BEGIN Excerpted records

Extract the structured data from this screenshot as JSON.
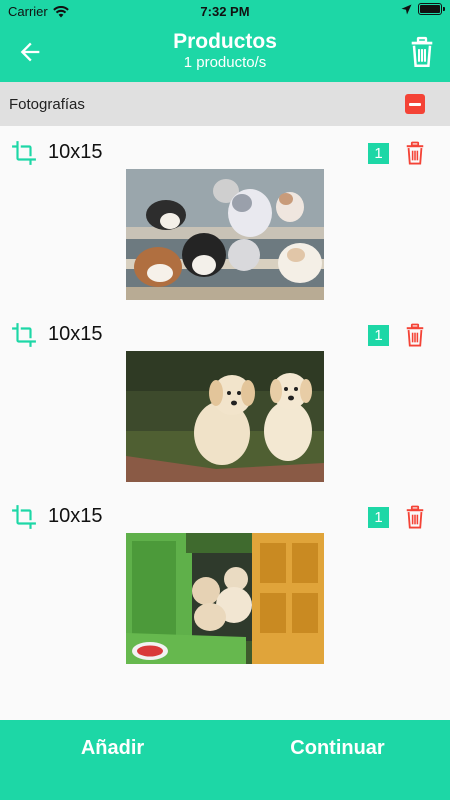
{
  "status_bar": {
    "carrier": "Carrier",
    "time": "7:32 PM"
  },
  "header": {
    "title": "Productos",
    "subtitle": "1 producto/s",
    "accent": "#1dd7a6"
  },
  "section": {
    "title": "Fotografías"
  },
  "items": [
    {
      "size": "10x15",
      "quantity": "1",
      "photo": "puppies-on-steps"
    },
    {
      "size": "10x15",
      "quantity": "1",
      "photo": "two-puppies-on-grass"
    },
    {
      "size": "10x15",
      "quantity": "1",
      "photo": "puppies-in-playhouse"
    }
  ],
  "footer": {
    "add_label": "Añadir",
    "continue_label": "Continuar"
  },
  "icons": {
    "back": "arrow-left-icon",
    "delete": "trash-icon",
    "remove": "minus-icon",
    "crop": "crop-icon",
    "wifi": "wifi-icon",
    "location": "location-arrow-icon",
    "battery": "battery-icon"
  },
  "colors": {
    "delete_red": "#f44336",
    "section_bg": "#e0e0e0"
  }
}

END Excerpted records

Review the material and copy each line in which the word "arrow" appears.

* _Solution below_
    "back": "arrow-left-icon",
    "location": "location-arrow-icon",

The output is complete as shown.